Another important concept in currency trading is the twin phenomenon of margin and leverage. This is a concept that carries a high degree of risk, but since forex prices move very slowly (in terms of the actual change in value), the vast majority of traders leverage their accounts when engaging in short-term trading.
When you open a forex account, the broker will request that you deposit a small sum, known as margin, as insurance against the losses that your account may suffer. With this small sum, you’re able to control a much larger amount, enabling greater gains, but also greater losses than you would be able to achieve with your deposit. It’s easier to understand margin and leverage in the context of a borrowing process. The lots that you can trade are borrowed from your broker, who requires a margin deposit as an insurance against losses. The ratio between the funds borrowed by you, and the margin that you deposit as insurance is called leverage. Thus, if you set a leverage ratio of 100:1, enabling the trade of 1,000,000 USD with just 10,000 USD in deposit, but eventually trade just 100,000, the actual leverage that you would be using is 10:1. Note that leverage over 50:1 for majors and 20:1 for minors is not available to traders in the U.S.
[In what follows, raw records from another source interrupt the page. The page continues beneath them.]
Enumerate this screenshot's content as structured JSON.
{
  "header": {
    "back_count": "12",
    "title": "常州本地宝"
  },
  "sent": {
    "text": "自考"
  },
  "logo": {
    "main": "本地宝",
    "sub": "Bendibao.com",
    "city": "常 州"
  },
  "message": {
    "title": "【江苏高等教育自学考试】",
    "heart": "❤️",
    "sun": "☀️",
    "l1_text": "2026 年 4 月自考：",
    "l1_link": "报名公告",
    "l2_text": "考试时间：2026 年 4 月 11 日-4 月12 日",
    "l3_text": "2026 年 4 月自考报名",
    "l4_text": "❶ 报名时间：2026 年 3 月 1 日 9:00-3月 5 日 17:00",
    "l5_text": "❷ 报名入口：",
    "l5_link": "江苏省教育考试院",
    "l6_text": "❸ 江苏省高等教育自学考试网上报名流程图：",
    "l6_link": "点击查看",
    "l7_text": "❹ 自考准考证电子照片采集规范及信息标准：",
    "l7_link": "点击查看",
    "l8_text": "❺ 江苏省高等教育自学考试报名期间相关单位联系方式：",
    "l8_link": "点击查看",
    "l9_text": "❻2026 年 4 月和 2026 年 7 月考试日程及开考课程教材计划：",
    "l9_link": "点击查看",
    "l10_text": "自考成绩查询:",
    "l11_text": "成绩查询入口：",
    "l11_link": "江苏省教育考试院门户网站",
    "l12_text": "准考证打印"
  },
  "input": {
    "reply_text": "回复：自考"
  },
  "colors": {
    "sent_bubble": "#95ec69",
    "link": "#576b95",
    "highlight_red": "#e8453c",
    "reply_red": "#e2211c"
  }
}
In order to understand how to manage your account you must gain a good understanding of leverage. Failure to pay proper attention to leverage and margin may result in a margin call and the broker may liquidate your position in order to ensure that your losses do not reach a level where your margin deposit is insufficient to cover them. Increasing leverage = increases risk.